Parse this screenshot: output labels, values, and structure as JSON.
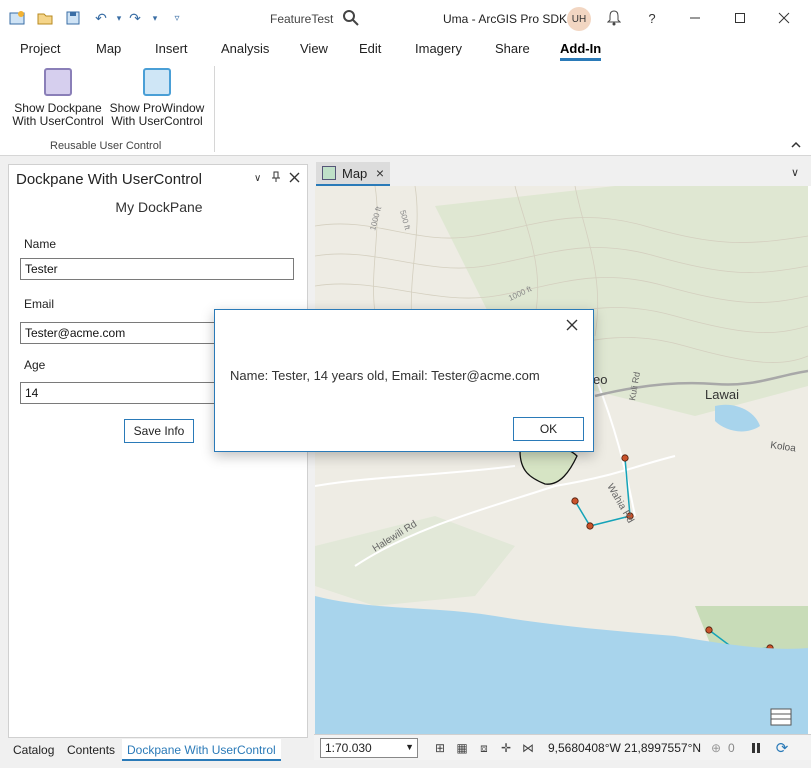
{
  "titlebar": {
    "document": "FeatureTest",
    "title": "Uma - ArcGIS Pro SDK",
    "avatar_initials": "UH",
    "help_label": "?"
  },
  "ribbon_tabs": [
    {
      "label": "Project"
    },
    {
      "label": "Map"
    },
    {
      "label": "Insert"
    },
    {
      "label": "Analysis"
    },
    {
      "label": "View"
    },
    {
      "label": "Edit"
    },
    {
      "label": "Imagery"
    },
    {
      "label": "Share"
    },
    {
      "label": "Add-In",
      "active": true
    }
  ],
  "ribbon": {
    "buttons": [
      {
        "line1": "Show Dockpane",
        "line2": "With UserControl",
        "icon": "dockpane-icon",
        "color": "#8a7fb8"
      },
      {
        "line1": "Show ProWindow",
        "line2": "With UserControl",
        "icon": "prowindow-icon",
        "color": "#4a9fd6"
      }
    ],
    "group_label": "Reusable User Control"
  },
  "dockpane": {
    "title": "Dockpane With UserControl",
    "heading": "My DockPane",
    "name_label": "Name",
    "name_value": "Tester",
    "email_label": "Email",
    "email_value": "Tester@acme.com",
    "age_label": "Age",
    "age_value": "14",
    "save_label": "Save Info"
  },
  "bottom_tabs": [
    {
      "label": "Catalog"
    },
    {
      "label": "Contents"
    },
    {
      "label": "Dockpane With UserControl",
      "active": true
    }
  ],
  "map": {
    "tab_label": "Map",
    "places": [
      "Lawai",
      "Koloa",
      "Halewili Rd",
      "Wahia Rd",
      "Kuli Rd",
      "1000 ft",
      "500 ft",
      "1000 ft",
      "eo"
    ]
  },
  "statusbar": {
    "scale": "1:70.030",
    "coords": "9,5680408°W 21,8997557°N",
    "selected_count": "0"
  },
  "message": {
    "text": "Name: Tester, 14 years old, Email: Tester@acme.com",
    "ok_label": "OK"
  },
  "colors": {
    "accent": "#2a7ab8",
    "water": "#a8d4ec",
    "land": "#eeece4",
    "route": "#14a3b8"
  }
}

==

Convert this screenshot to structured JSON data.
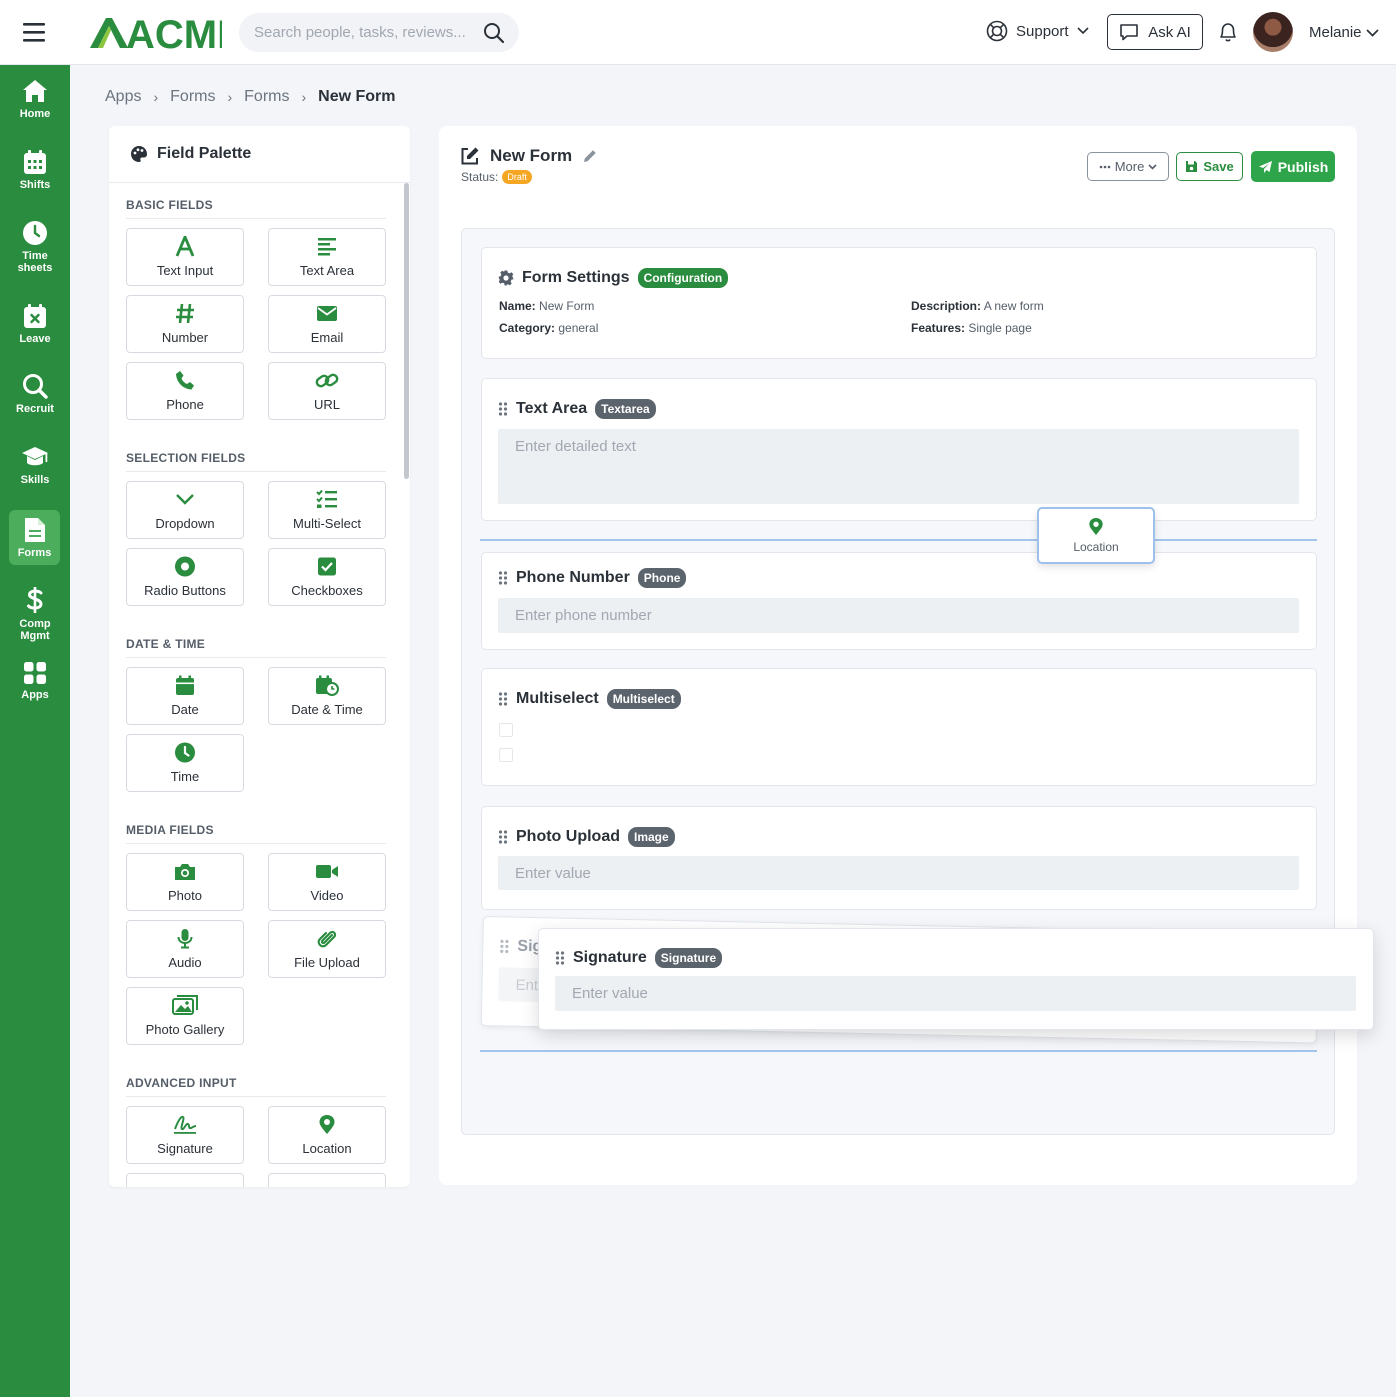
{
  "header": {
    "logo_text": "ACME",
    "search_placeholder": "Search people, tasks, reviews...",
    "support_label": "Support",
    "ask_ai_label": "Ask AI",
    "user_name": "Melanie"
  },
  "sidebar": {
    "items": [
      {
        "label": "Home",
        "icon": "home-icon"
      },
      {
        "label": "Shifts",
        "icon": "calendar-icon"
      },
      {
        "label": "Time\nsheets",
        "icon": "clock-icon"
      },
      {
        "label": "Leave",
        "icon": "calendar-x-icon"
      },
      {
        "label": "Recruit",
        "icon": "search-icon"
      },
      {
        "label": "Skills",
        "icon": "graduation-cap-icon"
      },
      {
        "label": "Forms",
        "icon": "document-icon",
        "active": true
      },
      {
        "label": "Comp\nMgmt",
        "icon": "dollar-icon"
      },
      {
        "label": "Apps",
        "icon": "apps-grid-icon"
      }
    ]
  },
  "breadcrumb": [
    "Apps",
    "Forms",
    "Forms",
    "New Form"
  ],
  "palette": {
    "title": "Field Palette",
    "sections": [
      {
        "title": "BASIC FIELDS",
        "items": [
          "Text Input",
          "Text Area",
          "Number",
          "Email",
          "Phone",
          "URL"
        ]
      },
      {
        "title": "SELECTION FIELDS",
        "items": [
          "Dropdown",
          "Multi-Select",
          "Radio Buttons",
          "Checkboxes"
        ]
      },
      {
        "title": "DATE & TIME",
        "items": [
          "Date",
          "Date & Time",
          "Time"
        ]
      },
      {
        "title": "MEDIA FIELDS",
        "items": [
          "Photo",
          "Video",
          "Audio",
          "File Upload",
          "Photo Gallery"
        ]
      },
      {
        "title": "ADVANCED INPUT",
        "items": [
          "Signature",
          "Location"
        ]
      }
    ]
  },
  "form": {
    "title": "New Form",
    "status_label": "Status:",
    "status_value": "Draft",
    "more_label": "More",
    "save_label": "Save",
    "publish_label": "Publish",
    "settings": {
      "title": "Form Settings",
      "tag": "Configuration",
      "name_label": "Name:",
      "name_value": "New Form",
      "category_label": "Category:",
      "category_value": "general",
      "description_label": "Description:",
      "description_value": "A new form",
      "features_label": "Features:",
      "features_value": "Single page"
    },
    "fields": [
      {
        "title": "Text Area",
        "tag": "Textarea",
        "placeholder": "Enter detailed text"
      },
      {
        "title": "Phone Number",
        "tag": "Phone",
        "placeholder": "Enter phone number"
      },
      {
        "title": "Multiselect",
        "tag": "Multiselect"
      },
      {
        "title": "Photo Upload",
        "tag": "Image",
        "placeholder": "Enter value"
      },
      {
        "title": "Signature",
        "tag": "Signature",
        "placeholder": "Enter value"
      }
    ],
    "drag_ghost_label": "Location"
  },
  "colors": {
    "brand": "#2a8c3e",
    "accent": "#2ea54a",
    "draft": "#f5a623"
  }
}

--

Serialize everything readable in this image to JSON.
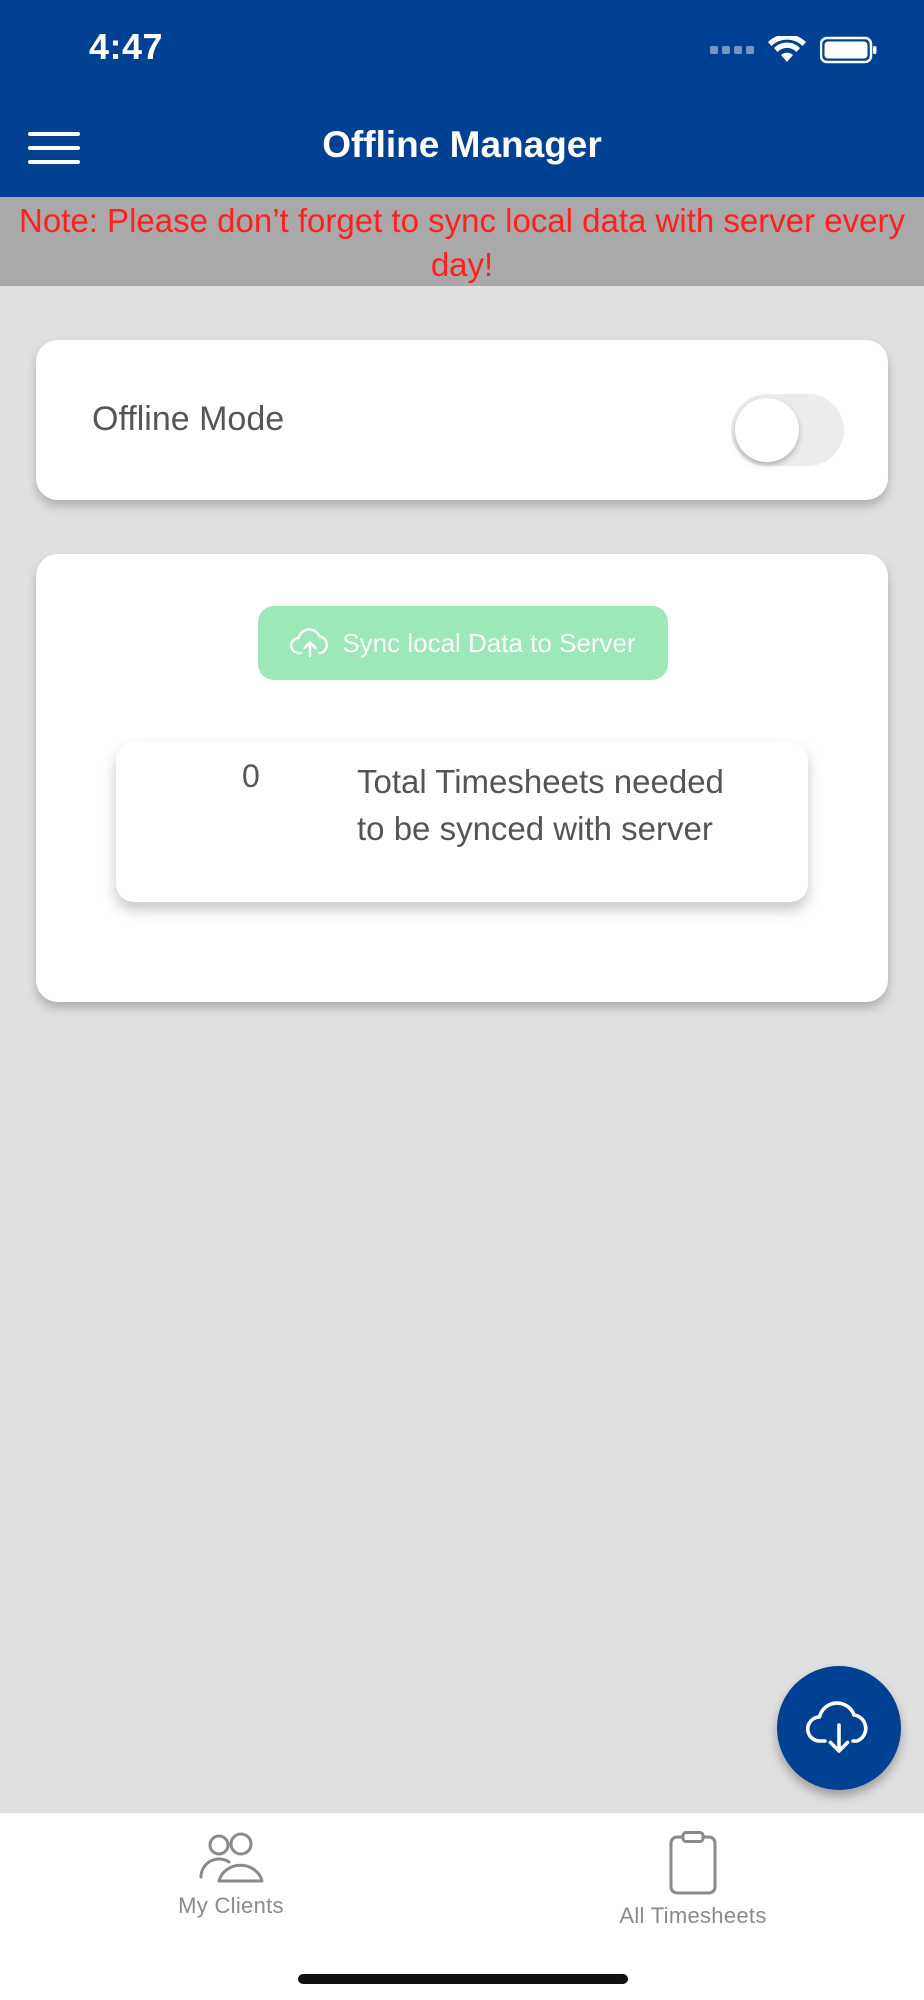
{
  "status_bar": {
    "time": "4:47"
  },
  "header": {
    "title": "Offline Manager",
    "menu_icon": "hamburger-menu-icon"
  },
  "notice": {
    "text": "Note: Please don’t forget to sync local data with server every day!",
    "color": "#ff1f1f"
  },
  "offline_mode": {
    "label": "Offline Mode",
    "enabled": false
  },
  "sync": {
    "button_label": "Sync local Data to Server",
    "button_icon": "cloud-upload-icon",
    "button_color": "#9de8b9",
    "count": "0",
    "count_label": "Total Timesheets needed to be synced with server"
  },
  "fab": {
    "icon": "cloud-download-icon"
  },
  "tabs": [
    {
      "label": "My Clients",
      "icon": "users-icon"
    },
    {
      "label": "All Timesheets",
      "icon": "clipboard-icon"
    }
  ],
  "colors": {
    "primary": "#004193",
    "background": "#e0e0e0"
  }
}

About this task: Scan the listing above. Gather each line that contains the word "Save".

Output for this task:
    "save_label": "Save Info"
    "save_label": "Save",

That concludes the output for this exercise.